29 May 1941 Tabaristan United Kingdom British 6,251 sunk at 06°32'N 15°23'W? / ?6.533°N 15.383°W? / 6.533; -15.383? (Tabaristan (ship))
30 May 1941 Empire Protector United Kingdom British 6,181 sunk at 06°00'N 14°25'W? / ?6°N 14.417°W? / 6; -14.417? (Empire Protector (ship))
31 May 1941 Rinda Norway Norwegian 6,029 sunk at 06°52'N 15°14'W? / ?6.867°N 15.233°W? / 6.867; -15.233? (Rinda (ship))
8 June 1941 Kingston Hill United Kingdom British 7,628 sunk at 09°35'N 29°40'W? / ?9.583°N 29.667°W? / 9.583; -29.667? (Kingston Hill (ship))
18 August 1941 Longtaker Panama Panamanian 1,700
WYLER presented its first 16 and 19-line precision movements to the public in 1927. The particularity of these was the INCAFLEX balance wheel, which was legendary at the time. The WYLER INCAFLEX balance wheel is protected along its diameter by two curved, elastic arms, which absorb any shocks to the balance wheel. In 1937 the company caused a stir by launching a water-resistant watch that was not fitted with the conventional soft gaskets.

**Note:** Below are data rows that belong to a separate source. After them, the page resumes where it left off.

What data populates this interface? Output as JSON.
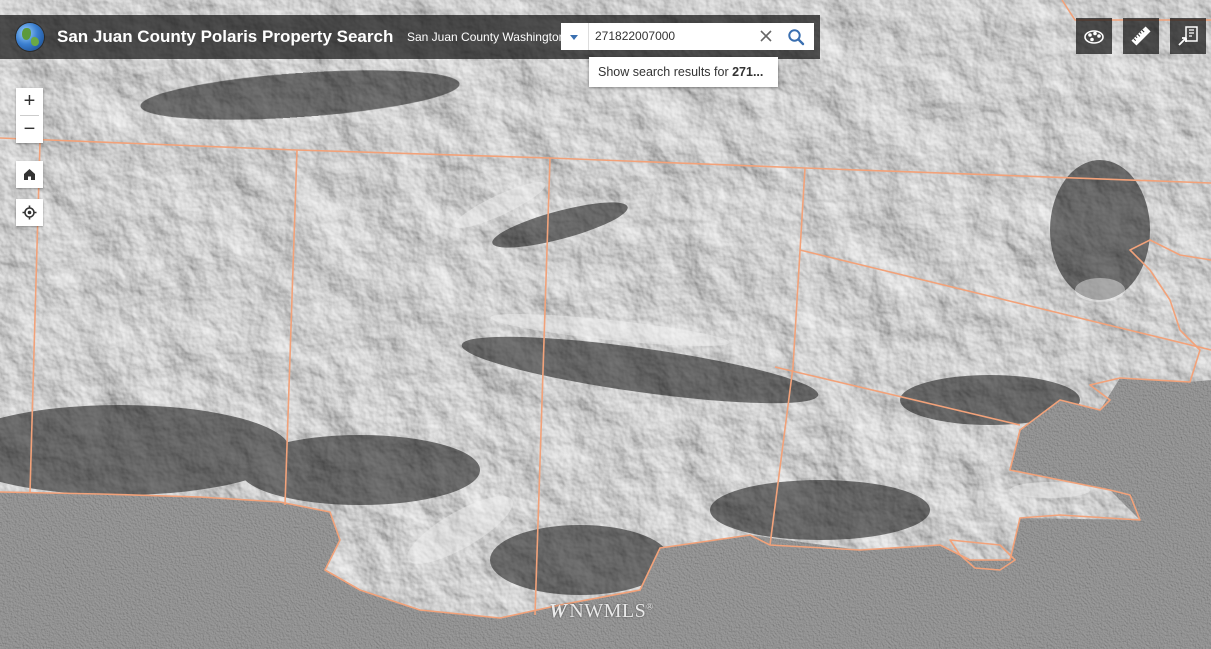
{
  "header": {
    "title": "San Juan County Polaris Property Search",
    "subtitle": "San Juan County Washington"
  },
  "search": {
    "value": "271822007000",
    "suggestion_prefix": "Show search results for ",
    "suggestion_term": "271...",
    "clear_icon": "close-icon",
    "search_icon": "search-icon"
  },
  "map_controls": {
    "zoom_in_label": "+",
    "zoom_out_label": "−",
    "home_icon": "home-icon",
    "locate_icon": "locate-icon"
  },
  "tools": {
    "basemap_icon": "basemap-gallery-icon",
    "measure_icon": "ruler-icon",
    "print_icon": "layers-icon"
  },
  "attribution": {
    "mark": "W",
    "text": "NWMLS",
    "symbol": "®"
  },
  "colors": {
    "parcel_line": "#f2a27a",
    "header_bg": "#141414",
    "accent": "#3a6fb0"
  }
}
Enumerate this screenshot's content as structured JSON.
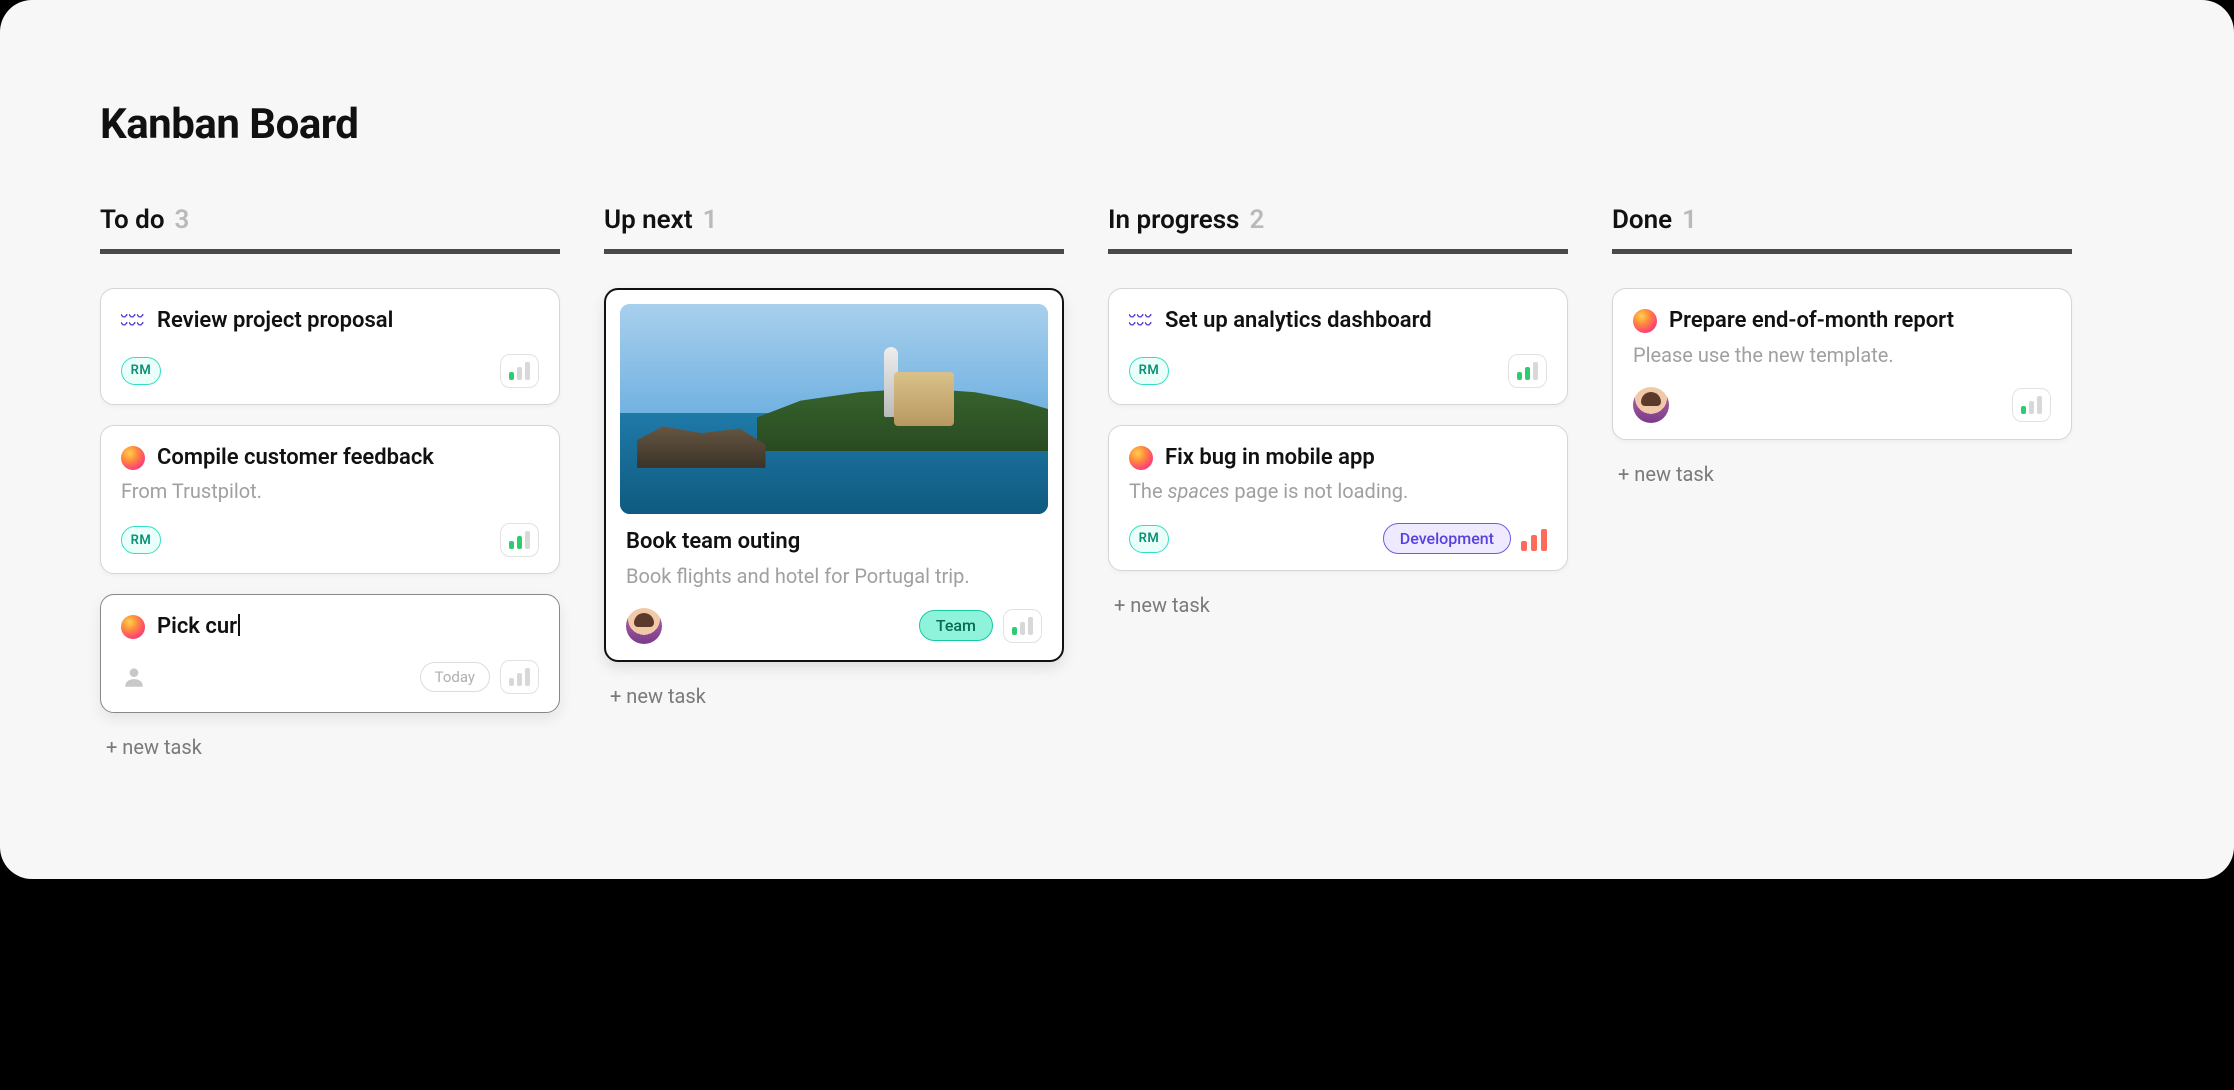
{
  "page_title": "Kanban Board",
  "new_task_label": "+ new task",
  "columns": [
    {
      "title": "To do",
      "count": "3",
      "cards": [
        {
          "icon": "wave",
          "title": "Review project proposal",
          "assignee": {
            "type": "initials",
            "value": "RM"
          },
          "priority": "low"
        },
        {
          "icon": "gradient",
          "title": "Compile customer feedback",
          "description": "From Trustpilot.",
          "assignee": {
            "type": "initials",
            "value": "RM"
          },
          "priority": "med"
        },
        {
          "icon": "gradient",
          "title": "Pick cur",
          "editing": true,
          "assignee": {
            "type": "empty"
          },
          "date_chip": "Today",
          "priority": "ghost"
        }
      ]
    },
    {
      "title": "Up next",
      "count": "1",
      "cards": [
        {
          "selected": true,
          "cover": true,
          "title": "Book team outing",
          "description": "Book flights and hotel for Portugal trip.",
          "assignee": {
            "type": "avatar"
          },
          "tag": {
            "label": "Team",
            "style": "team"
          },
          "priority": "low"
        }
      ]
    },
    {
      "title": "In progress",
      "count": "2",
      "cards": [
        {
          "icon": "wave",
          "title": "Set up analytics dashboard",
          "assignee": {
            "type": "initials",
            "value": "RM"
          },
          "priority": "med"
        },
        {
          "icon": "gradient",
          "title": "Fix bug in mobile app",
          "description_html": "The <em>spaces</em> page is not loading.",
          "assignee": {
            "type": "initials",
            "value": "RM"
          },
          "tag": {
            "label": "Development",
            "style": "dev"
          },
          "priority_bare": "high"
        }
      ]
    },
    {
      "title": "Done",
      "count": "1",
      "cards": [
        {
          "icon": "gradient",
          "title": "Prepare end-of-month report",
          "description": "Please use the new template.",
          "assignee": {
            "type": "avatar"
          },
          "priority": "low"
        }
      ]
    }
  ]
}
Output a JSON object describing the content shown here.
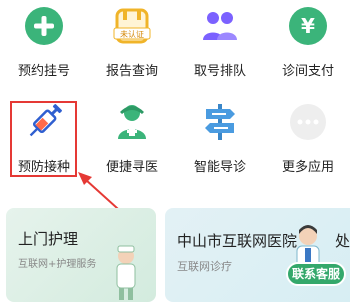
{
  "services": [
    {
      "label": "预约挂号",
      "icon": "plus-circle-icon"
    },
    {
      "label": "报告查询",
      "icon": "report-icon"
    },
    {
      "label": "取号排队",
      "icon": "queue-people-icon"
    },
    {
      "label": "诊间支付",
      "icon": "yuan-circle-icon"
    },
    {
      "label": "预防接种",
      "icon": "syringe-icon"
    },
    {
      "label": "便捷寻医",
      "icon": "doctor-icon"
    },
    {
      "label": "智能导诊",
      "icon": "signpost-icon"
    },
    {
      "label": "更多应用",
      "icon": "more-icon"
    }
  ],
  "report_badge": "未认证",
  "cards": [
    {
      "title": "上门护理",
      "subtitle": "互联网+护理服务"
    },
    {
      "title": "中山市互联网医院",
      "subtitle": "互联网诊疗",
      "peek": "处"
    }
  ],
  "customer_service": "联系客服",
  "colors": {
    "accent": "#34a86b",
    "highlight": "#e53935"
  }
}
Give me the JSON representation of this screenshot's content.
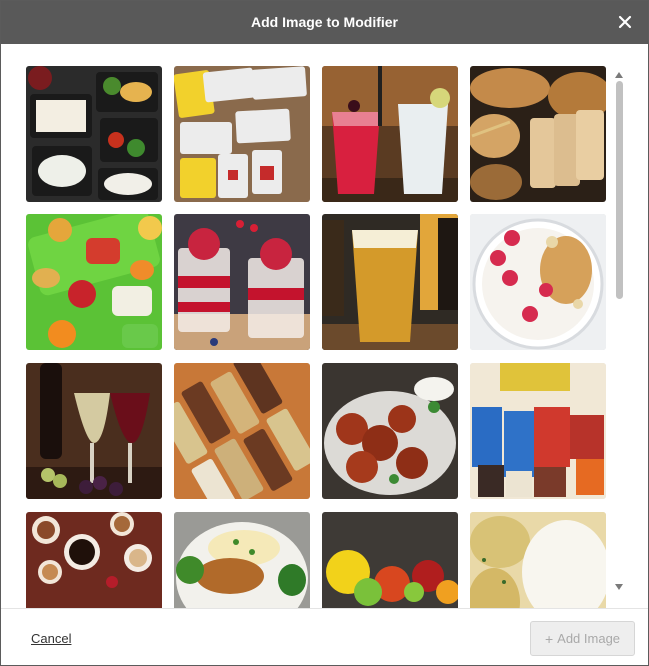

The crystal was pressed in between the edge of the case and a pressed or screwed bezel, the gap between the winding shaft and the watch case was sealed hydraulically by fitting the winding shaft and bushing together, in the same material, to 1/500mm.